What this task involves:
Every record that follows should be printed verbatim.

Material provided:
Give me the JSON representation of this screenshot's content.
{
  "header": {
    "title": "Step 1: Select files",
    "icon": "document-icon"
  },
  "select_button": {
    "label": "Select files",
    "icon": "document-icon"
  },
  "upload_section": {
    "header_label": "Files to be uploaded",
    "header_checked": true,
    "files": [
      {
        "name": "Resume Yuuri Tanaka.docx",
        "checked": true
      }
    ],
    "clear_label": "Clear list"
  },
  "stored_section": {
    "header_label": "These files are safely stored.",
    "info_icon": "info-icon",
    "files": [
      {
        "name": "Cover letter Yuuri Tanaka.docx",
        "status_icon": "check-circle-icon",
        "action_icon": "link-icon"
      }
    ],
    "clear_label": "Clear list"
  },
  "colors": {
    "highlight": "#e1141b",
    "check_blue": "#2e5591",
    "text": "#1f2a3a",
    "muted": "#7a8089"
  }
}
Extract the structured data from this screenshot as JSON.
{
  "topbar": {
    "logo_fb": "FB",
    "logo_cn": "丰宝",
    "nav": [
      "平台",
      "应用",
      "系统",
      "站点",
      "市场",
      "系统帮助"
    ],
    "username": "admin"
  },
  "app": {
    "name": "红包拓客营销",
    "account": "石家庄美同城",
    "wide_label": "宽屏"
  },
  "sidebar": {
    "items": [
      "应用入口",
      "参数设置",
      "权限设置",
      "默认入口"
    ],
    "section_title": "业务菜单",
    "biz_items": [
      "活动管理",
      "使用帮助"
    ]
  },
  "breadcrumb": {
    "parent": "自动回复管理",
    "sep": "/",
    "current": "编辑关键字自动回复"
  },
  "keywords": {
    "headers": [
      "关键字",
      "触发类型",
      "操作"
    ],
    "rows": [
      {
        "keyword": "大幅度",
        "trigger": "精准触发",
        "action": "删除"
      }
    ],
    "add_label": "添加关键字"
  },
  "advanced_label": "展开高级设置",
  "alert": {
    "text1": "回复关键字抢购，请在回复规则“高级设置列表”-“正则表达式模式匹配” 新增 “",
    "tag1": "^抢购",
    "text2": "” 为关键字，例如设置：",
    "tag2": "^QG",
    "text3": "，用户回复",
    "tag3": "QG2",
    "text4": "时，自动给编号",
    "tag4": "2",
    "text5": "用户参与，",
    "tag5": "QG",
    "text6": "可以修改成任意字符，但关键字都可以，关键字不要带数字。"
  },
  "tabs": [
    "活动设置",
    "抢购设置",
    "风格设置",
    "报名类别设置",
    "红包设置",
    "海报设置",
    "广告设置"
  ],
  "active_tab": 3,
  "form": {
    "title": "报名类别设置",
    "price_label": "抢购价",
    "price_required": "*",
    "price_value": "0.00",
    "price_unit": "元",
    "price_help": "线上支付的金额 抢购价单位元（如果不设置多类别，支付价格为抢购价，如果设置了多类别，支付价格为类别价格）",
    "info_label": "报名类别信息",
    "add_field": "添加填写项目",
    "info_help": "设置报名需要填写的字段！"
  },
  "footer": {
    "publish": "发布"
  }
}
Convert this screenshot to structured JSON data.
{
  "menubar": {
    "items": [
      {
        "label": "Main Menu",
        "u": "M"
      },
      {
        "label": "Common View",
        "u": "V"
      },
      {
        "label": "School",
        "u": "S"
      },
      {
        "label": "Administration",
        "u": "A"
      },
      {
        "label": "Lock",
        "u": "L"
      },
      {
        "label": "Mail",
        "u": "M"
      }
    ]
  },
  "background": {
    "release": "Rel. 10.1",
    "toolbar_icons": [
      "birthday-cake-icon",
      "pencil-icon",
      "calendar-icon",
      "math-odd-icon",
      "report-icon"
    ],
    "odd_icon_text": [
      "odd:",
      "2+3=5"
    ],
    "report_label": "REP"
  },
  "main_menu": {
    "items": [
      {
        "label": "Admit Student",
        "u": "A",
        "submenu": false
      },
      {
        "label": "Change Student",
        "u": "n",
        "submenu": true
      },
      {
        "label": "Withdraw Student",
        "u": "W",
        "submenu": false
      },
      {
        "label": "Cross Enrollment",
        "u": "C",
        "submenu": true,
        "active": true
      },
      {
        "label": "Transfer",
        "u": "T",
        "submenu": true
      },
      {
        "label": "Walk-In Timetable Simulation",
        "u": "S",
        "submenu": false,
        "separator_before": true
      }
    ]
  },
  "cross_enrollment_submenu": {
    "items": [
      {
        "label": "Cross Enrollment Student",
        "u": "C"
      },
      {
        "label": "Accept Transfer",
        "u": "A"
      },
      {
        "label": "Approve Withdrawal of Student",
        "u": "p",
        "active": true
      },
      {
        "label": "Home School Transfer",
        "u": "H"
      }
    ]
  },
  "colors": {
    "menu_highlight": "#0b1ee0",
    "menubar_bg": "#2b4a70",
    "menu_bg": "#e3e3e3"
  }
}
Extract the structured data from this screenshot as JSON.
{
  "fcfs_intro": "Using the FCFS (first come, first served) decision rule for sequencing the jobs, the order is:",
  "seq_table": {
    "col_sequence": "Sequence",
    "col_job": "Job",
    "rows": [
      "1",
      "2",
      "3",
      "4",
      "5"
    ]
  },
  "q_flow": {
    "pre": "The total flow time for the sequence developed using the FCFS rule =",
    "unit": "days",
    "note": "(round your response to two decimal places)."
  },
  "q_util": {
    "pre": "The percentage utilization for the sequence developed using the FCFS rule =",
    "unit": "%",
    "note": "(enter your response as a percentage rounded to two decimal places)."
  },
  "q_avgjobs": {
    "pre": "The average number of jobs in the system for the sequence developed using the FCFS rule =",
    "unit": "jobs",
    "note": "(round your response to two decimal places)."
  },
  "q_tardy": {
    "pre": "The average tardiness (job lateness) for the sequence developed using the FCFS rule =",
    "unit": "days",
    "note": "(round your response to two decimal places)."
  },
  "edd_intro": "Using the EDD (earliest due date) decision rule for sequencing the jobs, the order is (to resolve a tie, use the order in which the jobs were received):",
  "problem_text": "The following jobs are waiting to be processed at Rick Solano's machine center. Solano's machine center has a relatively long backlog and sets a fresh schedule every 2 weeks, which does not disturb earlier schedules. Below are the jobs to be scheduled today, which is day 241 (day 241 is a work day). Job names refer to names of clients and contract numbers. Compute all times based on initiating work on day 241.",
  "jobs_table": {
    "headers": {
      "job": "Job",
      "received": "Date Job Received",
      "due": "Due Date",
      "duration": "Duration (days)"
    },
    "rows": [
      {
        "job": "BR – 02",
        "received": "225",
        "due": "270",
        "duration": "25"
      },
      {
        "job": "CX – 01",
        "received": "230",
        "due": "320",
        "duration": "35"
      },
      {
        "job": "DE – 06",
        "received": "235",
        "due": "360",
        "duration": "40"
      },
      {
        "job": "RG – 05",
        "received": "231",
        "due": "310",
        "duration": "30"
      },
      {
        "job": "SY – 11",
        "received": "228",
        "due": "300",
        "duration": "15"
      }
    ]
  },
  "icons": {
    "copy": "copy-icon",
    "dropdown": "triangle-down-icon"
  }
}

Answer:
Give me the JSON representation of this screenshot's content.
{
  "header": {
    "title": "Step 1: Select files",
    "icon": "document-icon"
  },
  "select_button": {
    "label": "Select files",
    "icon": "document-icon"
  },
  "upload_section": {
    "header_label": "Files to be uploaded",
    "header_checked": true,
    "files": [
      {
        "name": "Resume Yuuri Tanaka.docx",
        "checked": true
      }
    ],
    "clear_label": "Clear list"
  },
  "stored_section": {
    "header_label": "These files are safely stored.",
    "info_icon": "info-icon",
    "files": [
      {
        "name": "Cover letter Yuuri Tanaka.docx",
        "status_icon": "check-circle-icon",
        "action_icon": "link-icon"
      }
    ],
    "clear_label": "Clear list"
  },
  "colors": {
    "highlight": "#e1141b",
    "check_blue": "#2e5591",
    "text": "#1f2a3a",
    "muted": "#7a8089"
  }
}
Extract the structured data from this screenshot as JSON.
{
  "topbar": {
    "logo_fb": "FB",
    "logo_cn": "丰宝",
    "nav": [
      "平台",
      "应用",
      "系统",
      "站点",
      "市场",
      "系统帮助"
    ],
    "username": "admin"
  },
  "app": {
    "name": "红包拓客营销",
    "account": "石家庄美同城",
    "wide_label": "宽屏"
  },
  "sidebar": {
    "items": [
      "应用入口",
      "参数设置",
      "权限设置",
      "默认入口"
    ],
    "section_title": "业务菜单",
    "biz_items": [
      "活动管理",
      "使用帮助"
    ]
  },
  "breadcrumb": {
    "parent": "自动回复管理",
    "sep": "/",
    "current": "编辑关键字自动回复"
  },
  "keywords": {
    "headers": [
      "关键字",
      "触发类型",
      "操作"
    ],
    "rows": [
      {
        "keyword": "大幅度",
        "trigger": "精准触发",
        "action": "删除"
      }
    ],
    "add_label": "添加关键字"
  },
  "advanced_label": "展开高级设置",
  "alert": {
    "text1": "回复关键字抢购，请在回复规则“高级设置列表”-“正则表达式模式匹配” 新增 “",
    "tag1": "^抢购",
    "text2": "” 为关键字，例如设置：",
    "tag2": "^QG",
    "text3": "，用户回复",
    "tag3": "QG2",
    "text4": "时，自动给编号",
    "tag4": "2",
    "text5": "用户参与，",
    "tag5": "QG",
    "text6": "可以修改成任意字符，但关键字都可以，关键字不要带数字。"
  },
  "tabs": [
    "活动设置",
    "抢购设置",
    "风格设置",
    "报名类别设置",
    "红包设置",
    "海报设置",
    "广告设置"
  ],
  "active_tab": 3,
  "form": {
    "title": "报名类别设置",
    "price_label": "抢购价",
    "price_required": "*",
    "price_value": "0.00",
    "price_unit": "元",
    "price_help": "线上支付的金额 抢购价单位元（如果不设置多类别，支付价格为抢购价，如果设置了多类别，支付价格为类别价格）",
    "info_label": "报名类别信息",
    "add_field": "添加填写项目",
    "info_help": "设置报名需要填写的字段！"
  },
  "footer": {
    "publish": "发布"
  }
}
Convert this screenshot to structured JSON data.
{
  "menubar": {
    "items": [
      {
        "label": "Main Menu",
        "u": "M"
      },
      {
        "label": "Common View",
        "u": "V"
      },
      {
        "label": "School",
        "u": "S"
      },
      {
        "label": "Administration",
        "u": "A"
      },
      {
        "label": "Lock",
        "u": "L"
      },
      {
        "label": "Mail",
        "u": "M"
      }
    ]
  },
  "background": {
    "release": "Rel. 10.1",
    "toolbar_icons": [
      "birthday-cake-icon",
      "pencil-icon",
      "calendar-icon",
      "math-odd-icon",
      "report-icon"
    ],
    "odd_icon_text": [
      "odd:",
      "2+3=5"
    ],
    "report_label": "REP"
  },
  "main_menu": {
    "items": [
      {
        "label": "Admit Student",
        "u": "A",
        "submenu": false
      },
      {
        "label": "Change Student",
        "u": "n",
        "submenu": true
      },
      {
        "label": "Withdraw Student",
        "u": "W",
        "submenu": false
      },
      {
        "label": "Cross Enrollment",
        "u": "C",
        "submenu": true,
        "active": true
      },
      {
        "label": "Transfer",
        "u": "T",
        "submenu": true
      },
      {
        "label": "Walk-In Timetable Simulation",
        "u": "S",
        "submenu": false,
        "separator_before": true
      }
    ]
  },
  "cross_enrollment_submenu": {
    "items": [
      {
        "label": "Cross Enrollment Student",
        "u": "C"
      },
      {
        "label": "Accept Transfer",
        "u": "A"
      },
      {
        "label": "Approve Withdrawal of Student",
        "u": "p",
        "active": true
      },
      {
        "label": "Home School Transfer",
        "u": "H"
      }
    ]
  },
  "colors": {
    "menu_highlight": "#0b1ee0",
    "menubar_bg": "#2b4a70",
    "menu_bg": "#e3e3e3"
  }
}
Extract the structured data from this screenshot as JSON.
{
  "fcfs_intro": "Using the FCFS (first come, first served) decision rule for sequencing the jobs, the order is:",
  "seq_table": {
    "col_sequence": "Sequence",
    "col_job": "Job",
    "rows": [
      "1",
      "2",
      "3",
      "4",
      "5"
    ]
  },
  "q_flow": {
    "pre": "The total flow time for the sequence developed using the FCFS rule =",
    "unit": "days",
    "note": "(round your response to two decimal places)."
  },
  "q_util": {
    "pre": "The percentage utilization for the sequence developed using the FCFS rule =",
    "unit": "%",
    "note": "(enter your response as a percentage rounded to two decimal places)."
  },
  "q_avgjobs": {
    "pre": "The average number of jobs in the system for the sequence developed using the FCFS rule =",
    "unit": "jobs",
    "note": "(round your response to two decimal places)."
  },
  "q_tardy": {
    "pre": "The average tardiness (job lateness) for the sequence developed using the FCFS rule =",
    "unit": "days",
    "note": "(round your response to two decimal places)."
  },
  "edd_intro": "Using the EDD (earliest due date) decision rule for sequencing the jobs, the order is (to resolve a tie, use the order in which the jobs were received):",
  "problem_text": "The following jobs are waiting to be processed at Rick Solano's machine center. Solano's machine center has a relatively long backlog and sets a fresh schedule every 2 weeks, which does not disturb earlier schedules. Below are the jobs to be scheduled today, which is day 241 (day 241 is a work day). Job names refer to names of clients and contract numbers. Compute all times based on initiating work on day 241.",
  "jobs_table": {
    "headers": {
      "job": "Job",
      "received": "Date Job Received",
      "due": "Due Date",
      "duration": "Duration (days)"
    },
    "rows": [
      {
        "job": "BR – 02",
        "received": "225",
        "due": "270",
        "duration": "25"
      },
      {
        "job": "CX – 01",
        "received": "230",
        "due": "320",
        "duration": "35"
      },
      {
        "job": "DE – 06",
        "received": "235",
        "due": "360",
        "duration": "40"
      },
      {
        "job": "RG – 05",
        "received": "231",
        "due": "310",
        "duration": "30"
      },
      {
        "job": "SY – 11",
        "received": "228",
        "due": "300",
        "duration": "15"
      }
    ]
  },
  "icons": {
    "copy": "copy-icon",
    "dropdown": "triangle-down-icon"
  }
}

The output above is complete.